I just watched the most amazing thing. A fifty-two year old man just pushed his was to the end of the American Ninja Warrior extended course. He's on his way to the finals. He's the oldest contestant in the history of American Nina Warriors to make it this far.
As Jon Stewart fought to the end of the course, the announcers gave the play by play. He competed last year, but he tore his calf muscle and couldn't finish. This year, he watched every competitor before him fail. He got to the warped wall--an obstacle he had never been able to pass--and used all three tries to get over it. The announcers reported every bit of fatigue the guy must be feeling. Yet, Jon kept going. He fought his past, his mind, his body, and everyone's expectations, and he just kept going.
In the writing world, I've heard over and over again that the ones who succeed are the ones who don't quit. I've heard it said that perserverance can be more important than talent sometimes. (Let's face it. We have all read books that suck.) Yet, sometimes it's so hard to keep going.
Why is that? What is so hard about putting butt in chair and hands on keys?
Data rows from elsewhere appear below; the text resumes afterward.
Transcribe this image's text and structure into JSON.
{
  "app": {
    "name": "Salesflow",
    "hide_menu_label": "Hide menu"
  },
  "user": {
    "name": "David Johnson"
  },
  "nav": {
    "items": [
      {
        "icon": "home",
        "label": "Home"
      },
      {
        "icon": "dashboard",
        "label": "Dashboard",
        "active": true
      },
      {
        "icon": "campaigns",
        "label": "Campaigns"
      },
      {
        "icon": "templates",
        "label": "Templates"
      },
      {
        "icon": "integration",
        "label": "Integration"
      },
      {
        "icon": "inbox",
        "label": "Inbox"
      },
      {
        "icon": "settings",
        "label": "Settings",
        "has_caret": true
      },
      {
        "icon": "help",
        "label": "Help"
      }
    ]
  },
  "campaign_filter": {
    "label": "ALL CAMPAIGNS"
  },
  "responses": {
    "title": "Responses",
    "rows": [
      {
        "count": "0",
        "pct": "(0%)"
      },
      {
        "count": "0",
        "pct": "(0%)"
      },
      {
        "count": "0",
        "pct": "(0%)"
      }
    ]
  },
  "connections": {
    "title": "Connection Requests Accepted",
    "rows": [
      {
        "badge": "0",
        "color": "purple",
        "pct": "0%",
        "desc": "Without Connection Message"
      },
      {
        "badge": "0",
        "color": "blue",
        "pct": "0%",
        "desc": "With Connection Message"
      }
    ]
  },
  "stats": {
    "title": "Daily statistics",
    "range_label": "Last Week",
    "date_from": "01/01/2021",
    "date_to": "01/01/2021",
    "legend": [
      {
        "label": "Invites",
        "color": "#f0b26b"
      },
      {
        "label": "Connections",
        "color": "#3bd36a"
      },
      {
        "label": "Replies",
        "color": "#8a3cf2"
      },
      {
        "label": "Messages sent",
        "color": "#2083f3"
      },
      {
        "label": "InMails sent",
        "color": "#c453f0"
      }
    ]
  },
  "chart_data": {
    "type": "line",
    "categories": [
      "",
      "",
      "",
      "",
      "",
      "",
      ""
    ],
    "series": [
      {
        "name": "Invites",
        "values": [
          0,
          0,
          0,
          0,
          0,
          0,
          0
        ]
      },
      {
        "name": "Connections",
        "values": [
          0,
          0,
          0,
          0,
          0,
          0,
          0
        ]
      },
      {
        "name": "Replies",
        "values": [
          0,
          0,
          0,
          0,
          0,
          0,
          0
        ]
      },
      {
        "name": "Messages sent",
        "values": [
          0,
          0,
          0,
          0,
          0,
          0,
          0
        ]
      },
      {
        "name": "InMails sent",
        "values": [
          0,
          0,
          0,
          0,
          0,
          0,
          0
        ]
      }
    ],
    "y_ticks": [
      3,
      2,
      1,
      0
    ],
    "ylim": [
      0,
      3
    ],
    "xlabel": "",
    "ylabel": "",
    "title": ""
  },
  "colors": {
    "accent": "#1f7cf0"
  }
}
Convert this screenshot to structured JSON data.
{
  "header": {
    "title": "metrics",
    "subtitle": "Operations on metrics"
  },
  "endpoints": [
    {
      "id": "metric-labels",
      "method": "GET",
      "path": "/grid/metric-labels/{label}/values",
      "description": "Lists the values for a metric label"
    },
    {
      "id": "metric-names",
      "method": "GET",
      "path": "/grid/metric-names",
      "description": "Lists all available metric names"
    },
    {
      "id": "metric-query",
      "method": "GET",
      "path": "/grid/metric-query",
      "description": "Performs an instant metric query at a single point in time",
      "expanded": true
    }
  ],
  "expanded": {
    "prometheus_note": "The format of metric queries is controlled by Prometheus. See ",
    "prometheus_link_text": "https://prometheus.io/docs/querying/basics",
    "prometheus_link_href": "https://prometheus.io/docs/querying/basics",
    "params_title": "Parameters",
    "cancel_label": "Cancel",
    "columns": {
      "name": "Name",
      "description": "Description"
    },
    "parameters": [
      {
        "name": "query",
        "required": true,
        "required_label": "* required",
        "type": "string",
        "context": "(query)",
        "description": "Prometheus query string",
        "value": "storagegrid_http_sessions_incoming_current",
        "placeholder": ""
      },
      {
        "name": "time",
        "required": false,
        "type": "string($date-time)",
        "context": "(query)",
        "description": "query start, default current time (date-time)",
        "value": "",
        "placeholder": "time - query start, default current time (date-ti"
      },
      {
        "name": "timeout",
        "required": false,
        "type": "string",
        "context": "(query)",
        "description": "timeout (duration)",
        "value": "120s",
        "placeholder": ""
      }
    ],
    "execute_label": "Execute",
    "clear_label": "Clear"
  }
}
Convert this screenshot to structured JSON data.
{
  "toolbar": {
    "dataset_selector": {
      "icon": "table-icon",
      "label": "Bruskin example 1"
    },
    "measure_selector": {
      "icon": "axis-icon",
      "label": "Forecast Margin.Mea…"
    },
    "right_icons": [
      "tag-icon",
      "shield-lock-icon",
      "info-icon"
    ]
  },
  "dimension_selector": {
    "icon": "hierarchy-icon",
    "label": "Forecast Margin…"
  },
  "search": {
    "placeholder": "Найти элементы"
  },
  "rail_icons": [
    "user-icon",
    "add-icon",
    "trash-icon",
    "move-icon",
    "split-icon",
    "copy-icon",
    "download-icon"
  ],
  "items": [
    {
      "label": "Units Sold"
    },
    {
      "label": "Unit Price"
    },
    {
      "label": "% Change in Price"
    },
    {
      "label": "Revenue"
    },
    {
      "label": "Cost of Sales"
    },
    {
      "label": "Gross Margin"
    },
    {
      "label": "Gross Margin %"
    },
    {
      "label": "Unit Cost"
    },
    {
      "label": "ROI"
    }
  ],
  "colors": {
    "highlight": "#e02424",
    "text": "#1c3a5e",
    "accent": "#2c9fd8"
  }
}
What is so hard about spending time doing the exact thing we all say we can't NOT do? I mean, it's not like we are trying to run up a warped wall and we only have three chance to get to the top. We have all the chances we want.
We also have no age requirement and no time limit. There is no announcer reminding everyone of our past failures. There isn't a limited number of authors who get to qualify for publication. That prize is waiting for every single one of us who is brave enough to just keep going.
So let's be Ninja Writers. Let's just keep going.
Dee Linn loves words. When she was in the third grade, her exasperated teacher told her she'd probably talk to a pole, if she happen to be sitting beside it. Not much has changed except that now she says it in writing. She is a single mom of four, a teacher of teens, a cheater at board games, and a lover of life. She's a Kansas girl, but travels to all kinds of places in her head with characters living there, some of which she's sure she's created. Some, she's not sure how they got there. But they are way more interesting to talk to than a pole.